4. As the big day approaches, you will need to work with the artist to prepare the prints for display. Have a plan for set-up at least two weeks in advance. Scrambling around at the last minute to try to figure out how and where to put everything won’t be fun, so don’t wait. You want your “gallery” to look as professional as possible. First, because it makes other people take the work more seriously. Second, it will make the artist feel more proud of their work, which will help them talk to others about their process and vision, something they will need to do on the day of the show.

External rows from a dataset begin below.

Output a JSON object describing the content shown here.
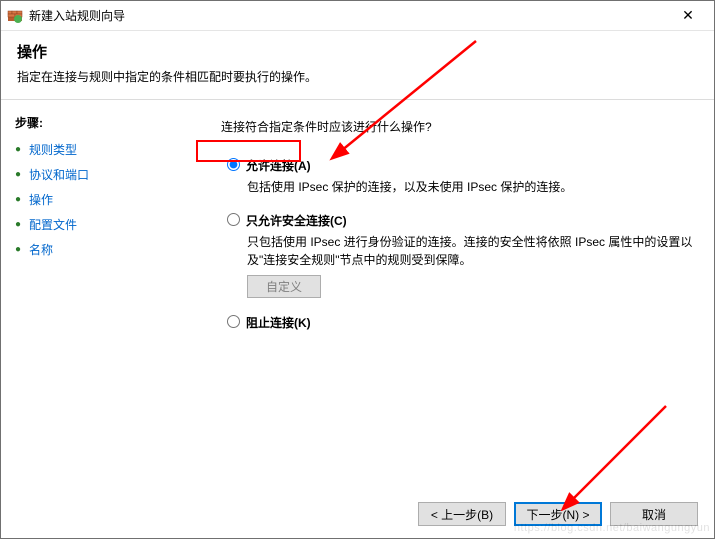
{
  "window": {
    "title": "新建入站规则向导",
    "close_label": "✕"
  },
  "header": {
    "title": "操作",
    "subtitle": "指定在连接与规则中指定的条件相匹配时要执行的操作。"
  },
  "sidebar": {
    "steps_label": "步骤:",
    "items": [
      {
        "label": "规则类型"
      },
      {
        "label": "协议和端口"
      },
      {
        "label": "操作"
      },
      {
        "label": "配置文件"
      },
      {
        "label": "名称"
      }
    ]
  },
  "content": {
    "prompt": "连接符合指定条件时应该进行什么操作?",
    "options": {
      "allow": {
        "label": "允许连接(A)",
        "desc": "包括使用 IPsec 保护的连接，以及未使用 IPsec 保护的连接。"
      },
      "secure": {
        "label": "只允许安全连接(C)",
        "desc": "只包括使用 IPsec 进行身份验证的连接。连接的安全性将依照 IPsec 属性中的设置以及\"连接安全规则\"节点中的规则受到保障。",
        "customize_label": "自定义"
      },
      "block": {
        "label": "阻止连接(K)"
      }
    },
    "selected": "allow"
  },
  "buttons": {
    "back": "< 上一步(B)",
    "next": "下一步(N) >",
    "cancel": "取消"
  },
  "watermark": "https://blog.csdn.net/baiwangungyun"
}
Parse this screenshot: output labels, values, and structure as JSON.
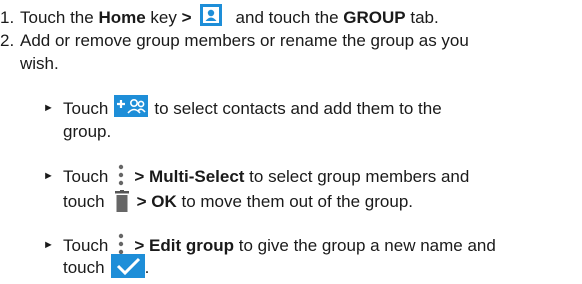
{
  "step1": {
    "num": "1.",
    "pre": "Touch the ",
    "home": "Home",
    "mid": " key ",
    "gt": ">",
    "after_icon": "and touch the ",
    "group_tab": "GROUP",
    "end": " tab.",
    "icon": "contacts-icon"
  },
  "step2": {
    "num": "2.",
    "line1": "Add or remove group members or rename the group as you",
    "line2": "wish."
  },
  "bullet_symbol": "►",
  "bullet1": {
    "pre": "Touch",
    "post": "to select contacts and add them to the",
    "line2": "group.",
    "icon": "add-group-member-icon"
  },
  "bullet2": {
    "pre": "Touch",
    "gt": ">",
    "action": "Multi-Select",
    "post": " to select group members and",
    "touch": "touch",
    "gt2": ">",
    "ok": "OK",
    "post2": " to move them out of the group.",
    "menu_icon": "more-menu-icon",
    "trash_icon": "trash-icon"
  },
  "bullet3": {
    "pre": "Touch",
    "gt": ">",
    "action": "Edit group",
    "post": " to give the group a new name and",
    "touch": "touch",
    "end": ".",
    "menu_icon": "more-menu-icon",
    "check_icon": "check-icon"
  },
  "colors": {
    "icon_blue": "#1e8ed8",
    "text": "#1a1a1a",
    "icon_grey": "#666666"
  }
}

You can buy inexpensive mat board wherever teachers in your area buy education supplies. We paid $4 per 4×5 ft. sheet. Use acid free double-sided tape to attach art to mat board, then to foam core (also at education supply). Press-in or stick-on hanging clips can be found at any framing shop/location. For other types of art, drape a chair with a white sheet (from Goodwill) to display sculpture pieces. Cover cardboard boxes with fabric and place on a covered table to display smaller items like jewelry, clothing or craft items. Make sure each piece of work is completely visible, if possible. Don’t layer.
6. Set up your home gallery two days before the show. Begin by removing as much of your own furniture and décor as is possible. You will want a clean and uncluttered look. We draped our dark couch with a white sheet because it was too big to store and we didn’t want it to compete for color. Inexpensive white sheets can be purchased at Goodwill and used for a lot of display and background. Be creative with how you hang or display the work; just don’t bunch things up. People will want to take time to look at each piece and you don’t want everyone crowding to see all the art at once.
7. The artist will need to make tags (1/2 of blank 3×5 cards work well). The tags should contain the name of the piece of artwork, the size, the medium and lastly, a price. In my experience, a lot of newbie artists will under price their work. Make sure they are valuing their efforts accordingly. Tape cards to wall (not the art pieces) near the bottom right corner. Leave these cards on the wall during show and mark sold through the price as people snatch up the artwork. Have an envelope handy with some fives, tens and twenties to make change and keep checks together. You can also keep track of sales on the outside of the envelope.
8. On the day of the show, prepare some hors d’ouerves or snacks for visitors. Most galleries serve a cheese/fruit tray and two types of wine (a red, a white). Set out the refreshments, light a nice smelling candle and pour yourself and the artist a glass of wine before opening your doors to the art enthusiasts.